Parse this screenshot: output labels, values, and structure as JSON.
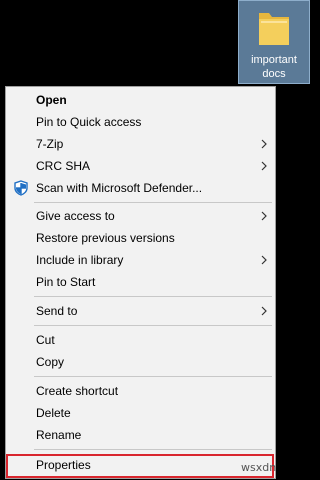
{
  "desktop": {
    "file": {
      "name_line1": "important",
      "name_line2": "docs",
      "icon": "folder-icon"
    }
  },
  "menu": {
    "items": [
      {
        "label": "Open",
        "bold": true
      },
      {
        "label": "Pin to Quick access"
      },
      {
        "label": "7-Zip",
        "submenu": true
      },
      {
        "label": "CRC SHA",
        "submenu": true
      },
      {
        "label": "Scan with Microsoft Defender...",
        "icon": "defender-shield-icon"
      },
      {
        "label": "Give access to",
        "submenu": true
      },
      {
        "label": "Restore previous versions"
      },
      {
        "label": "Include in library",
        "submenu": true
      },
      {
        "label": "Pin to Start"
      },
      {
        "label": "Send to",
        "submenu": true
      },
      {
        "label": "Cut"
      },
      {
        "label": "Copy"
      },
      {
        "label": "Create shortcut"
      },
      {
        "label": "Delete"
      },
      {
        "label": "Rename"
      },
      {
        "label": "Properties"
      }
    ]
  },
  "watermark": "wsxdn",
  "colors": {
    "menu_background": "#f2f2f2",
    "highlight_border": "#d9262e",
    "selection_tile": "#5b7a97",
    "folder_yellow": "#f4cf5c"
  }
}
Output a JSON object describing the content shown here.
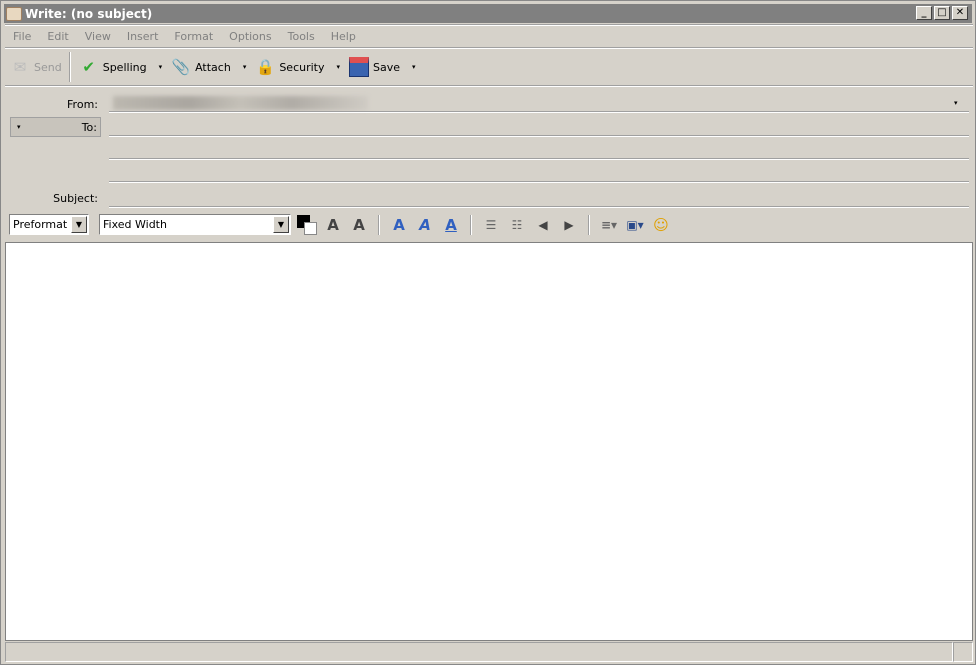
{
  "window": {
    "title": "Write: (no subject)",
    "minimize": "_",
    "maximize": "□",
    "close": "✕"
  },
  "menu": [
    "File",
    "Edit",
    "View",
    "Insert",
    "Format",
    "Options",
    "Tools",
    "Help"
  ],
  "toolbar": {
    "send": "Send",
    "spelling": "Spelling",
    "attach": "Attach",
    "security": "Security",
    "save": "Save",
    "dropdown": "▾"
  },
  "header": {
    "from_label": "From:",
    "to_label": "To:",
    "subject_label": "Subject:",
    "subject_value": "",
    "to_dropdown": "▾"
  },
  "format_bar": {
    "paragraph_style": "Preformat",
    "font": "Fixed Width",
    "arrow": "▼"
  }
}
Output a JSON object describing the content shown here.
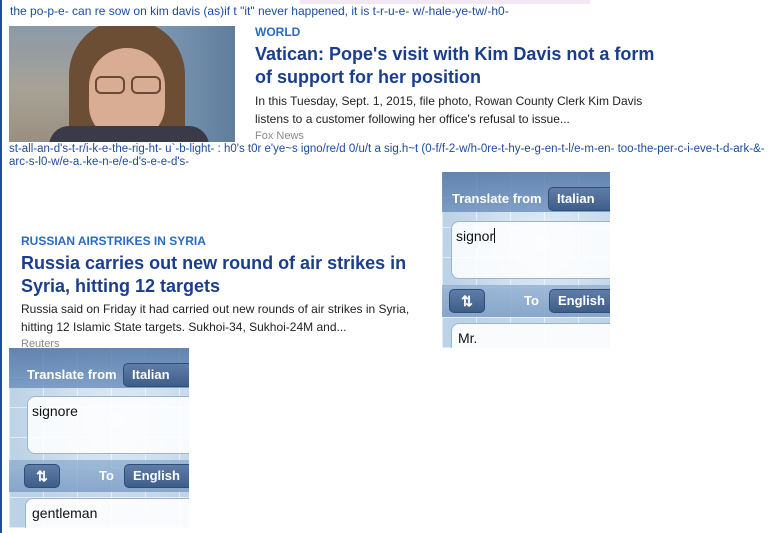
{
  "tagline": "the po-p-e- can re sow on kim davis (as)if t \"it\" never happened, it is t-r-u-e- w/-hale-ye-tw/-h0-",
  "article1": {
    "kicker": "WORLD",
    "headline": "Vatican: Pope's visit with Kim Davis not a form of support for her position",
    "summary": "In this Tuesday, Sept. 1, 2015, file photo, Rowan County Clerk Kim Davis listens to a customer following her office's refusal to issue...",
    "source": "Fox News"
  },
  "long_tagline": "st-all-an-d's-t-r/i-k-e-the-rig-ht- u`-b-light- : h0's t0r e'ye~s igno/re/d 0/u/t a sig.h~t (0-f/f-2-w/h-0re-t-hy-e-g-en-t-l/e-m-en- too-the-per-c-i-eve-t-d-ark-&-arc-s-l0-w/e-a.-ke-n-e/e-d's-e-e-d's-",
  "article2": {
    "kicker": "RUSSIAN AIRSTRIKES IN SYRIA",
    "headline": "Russia carries out new round of air strikes in Syria, hitting 12 targets",
    "summary": "Russia said on Friday it had carried out new rounds of air strikes in Syria, hitting 12 Islamic State targets. Sukhoi-34, Sukhoi-24M and...",
    "source": "Reuters"
  },
  "translator_top": {
    "from_label": "Translate from",
    "from_lang": "Italian",
    "input_text": "signor",
    "swap_icon": "swap-arrows-icon",
    "to_label": "To",
    "to_lang": "English",
    "output_text": "Mr."
  },
  "translator_bottom": {
    "from_label": "Translate from",
    "from_lang": "Italian",
    "input_text": "signore",
    "swap_icon": "swap-arrows-icon",
    "to_label": "To",
    "to_lang": "English",
    "output_text": "gentleman"
  }
}
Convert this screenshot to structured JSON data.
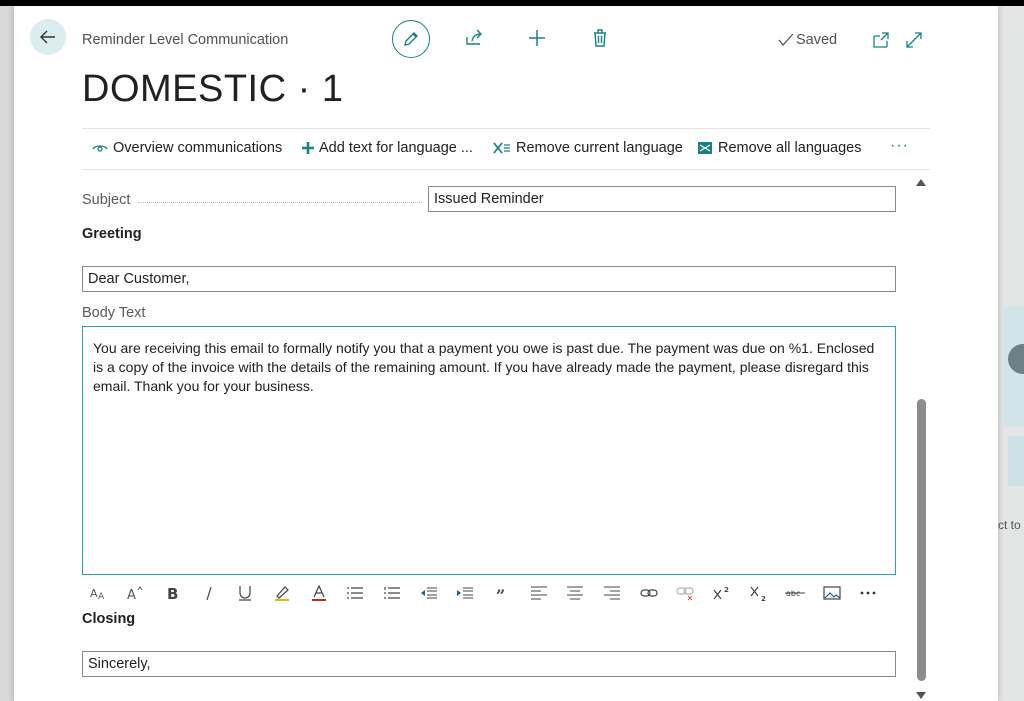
{
  "header": {
    "breadcrumb": "Reminder Level Communication",
    "title": "DOMESTIC · 1",
    "saved_label": "Saved"
  },
  "icons": {
    "back": "arrow-left-icon",
    "edit": "pencil-icon",
    "share": "share-icon",
    "new": "plus-icon",
    "delete": "trash-icon",
    "open_new_window": "open-in-new-window-icon",
    "expand": "expand-icon"
  },
  "toolbar": {
    "items": [
      {
        "label": "Overview communications",
        "icon": "eye-icon"
      },
      {
        "label": "Add text for language ...",
        "icon": "plus-icon"
      },
      {
        "label": "Remove current language",
        "icon": "remove-x-icon"
      },
      {
        "label": "Remove all languages",
        "icon": "remove-all-icon"
      }
    ],
    "more": "···"
  },
  "form": {
    "subject_label": "Subject",
    "subject_value": "Issued Reminder",
    "greeting_label": "Greeting",
    "greeting_value": "Dear Customer,",
    "body_label": "Body Text",
    "body_value": "You are receiving this email to formally notify you that a payment you owe is past due. The payment was due on %1. Enclosed is a copy of the invoice with the details of the remaining amount. If you have already made the payment, please disregard this email. Thank you for your business.",
    "closing_label": "Closing",
    "closing_value": "Sincerely,"
  },
  "editor_toolbar": [
    "font-size-icon",
    "font-grow-icon",
    "bold-icon",
    "italic-icon",
    "underline-icon",
    "highlight-icon",
    "font-color-icon",
    "bullet-list-icon",
    "numbered-list-icon",
    "decrease-indent-icon",
    "increase-indent-icon",
    "quote-icon",
    "align-left-icon",
    "align-center-icon",
    "align-right-icon",
    "link-icon",
    "unlink-icon",
    "superscript-icon",
    "subscript-icon",
    "strikethrough-icon",
    "image-icon",
    "more-icon"
  ],
  "colors": {
    "accent": "#1a8181",
    "body_border": "#2aa5a0",
    "text": "#212121",
    "muted": "#5a5a5a"
  },
  "background_snippet": "ct to"
}
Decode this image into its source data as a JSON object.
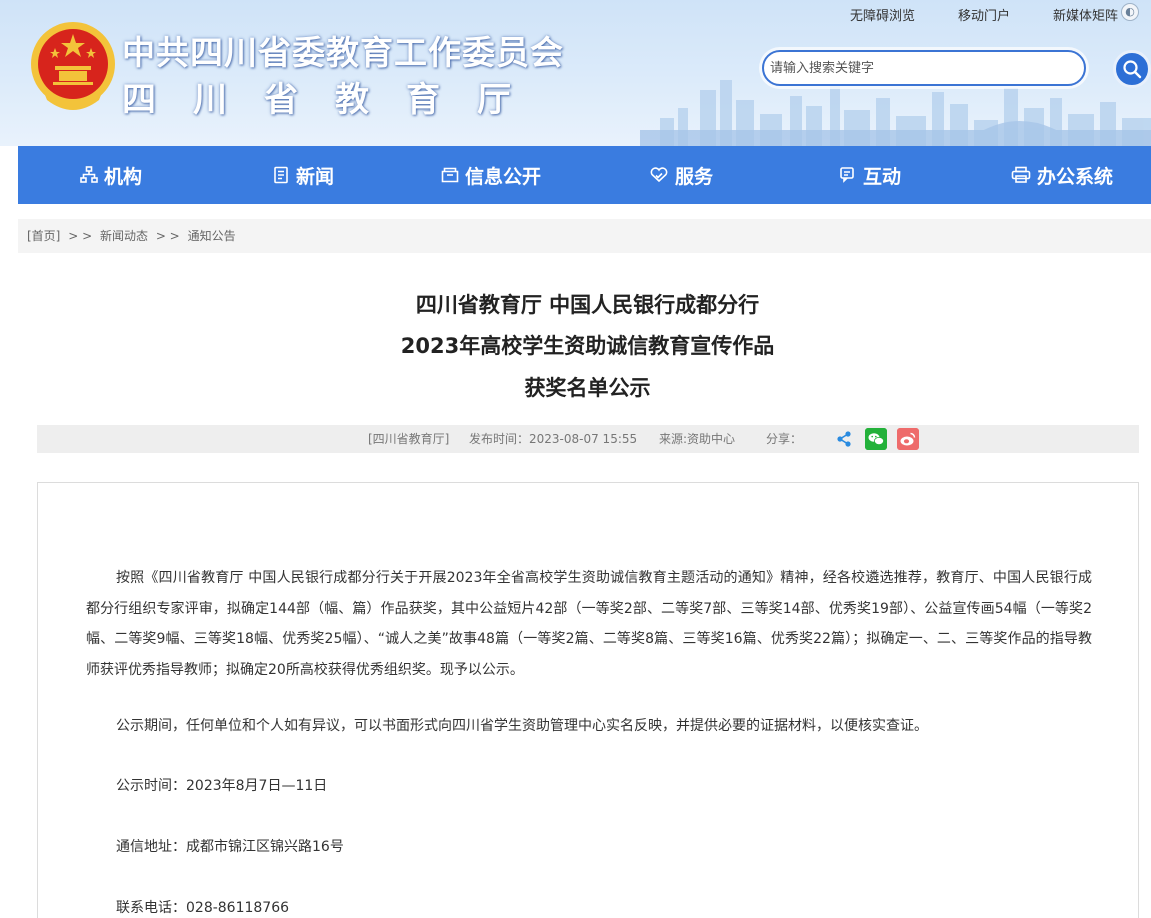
{
  "header": {
    "title_line1": "中共四川省委教育工作委员会",
    "title_line2": "四川省教育厅",
    "top_links": [
      "无障碍浏览",
      "移动门户",
      "新媒体矩阵"
    ],
    "search": {
      "placeholder": "请输入搜索关键字"
    }
  },
  "nav": {
    "items": [
      {
        "label": "机构",
        "icon": "org-chart-icon"
      },
      {
        "label": "新闻",
        "icon": "news-icon"
      },
      {
        "label": "信息公开",
        "icon": "folder-icon"
      },
      {
        "label": "服务",
        "icon": "heart-hand-icon"
      },
      {
        "label": "互动",
        "icon": "chat-icon"
      },
      {
        "label": "办公系统",
        "icon": "printer-icon"
      }
    ]
  },
  "breadcrumb": {
    "home": "[首页]",
    "sep": "> >",
    "level1": "新闻动态",
    "level2": "通知公告"
  },
  "article": {
    "title_lines": [
      "四川省教育厅 中国人民银行成都分行",
      "2023年高校学生资助诚信教育宣传作品",
      "获奖名单公示"
    ],
    "meta": {
      "site": "[四川省教育厅]",
      "published": "发布时间：2023-08-07 15:55",
      "source": "来源:资助中心",
      "share_label": "分享："
    },
    "paragraphs": [
      "按照《四川省教育厅 中国人民银行成都分行关于开展2023年全省高校学生资助诚信教育主题活动的通知》精神，经各校遴选推荐，教育厅、中国人民银行成都分行组织专家评审，拟确定144部（幅、篇）作品获奖，其中公益短片42部（一等奖2部、二等奖7部、三等奖14部、优秀奖19部）、公益宣传画54幅（一等奖2幅、二等奖9幅、三等奖18幅、优秀奖25幅）、“诚人之美”故事48篇（一等奖2篇、二等奖8篇、三等奖16篇、优秀奖22篇）；拟确定一、二、三等奖作品的指导教师获评优秀指导教师；拟确定20所高校获得优秀组织奖。现予以公示。",
      "公示期间，任何单位和个人如有异议，可以书面形式向四川省学生资助管理中心实名反映，并提供必要的证据材料，以便核实查证。",
      "公示时间：2023年8月7日—11日",
      "通信地址：成都市锦江区锦兴路16号",
      "联系电话：028-86118766"
    ]
  },
  "colors": {
    "nav_blue": "#3a7ce0",
    "search_blue": "#2d6fd6",
    "emblem_red": "#d7241c",
    "emblem_gold": "#f3c33a",
    "wechat_green": "#23b13a",
    "weibo_red": "#ee6b6b"
  }
}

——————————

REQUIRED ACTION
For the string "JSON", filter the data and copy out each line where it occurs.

RESPONSE
Parse this screenshot: output labels, values, and structure as JSON.
Output a JSON object describing the content shown here.
Output a JSON object describing the content shown here.
Convert this screenshot to structured JSON data.
Decode this image into its source data as a JSON object.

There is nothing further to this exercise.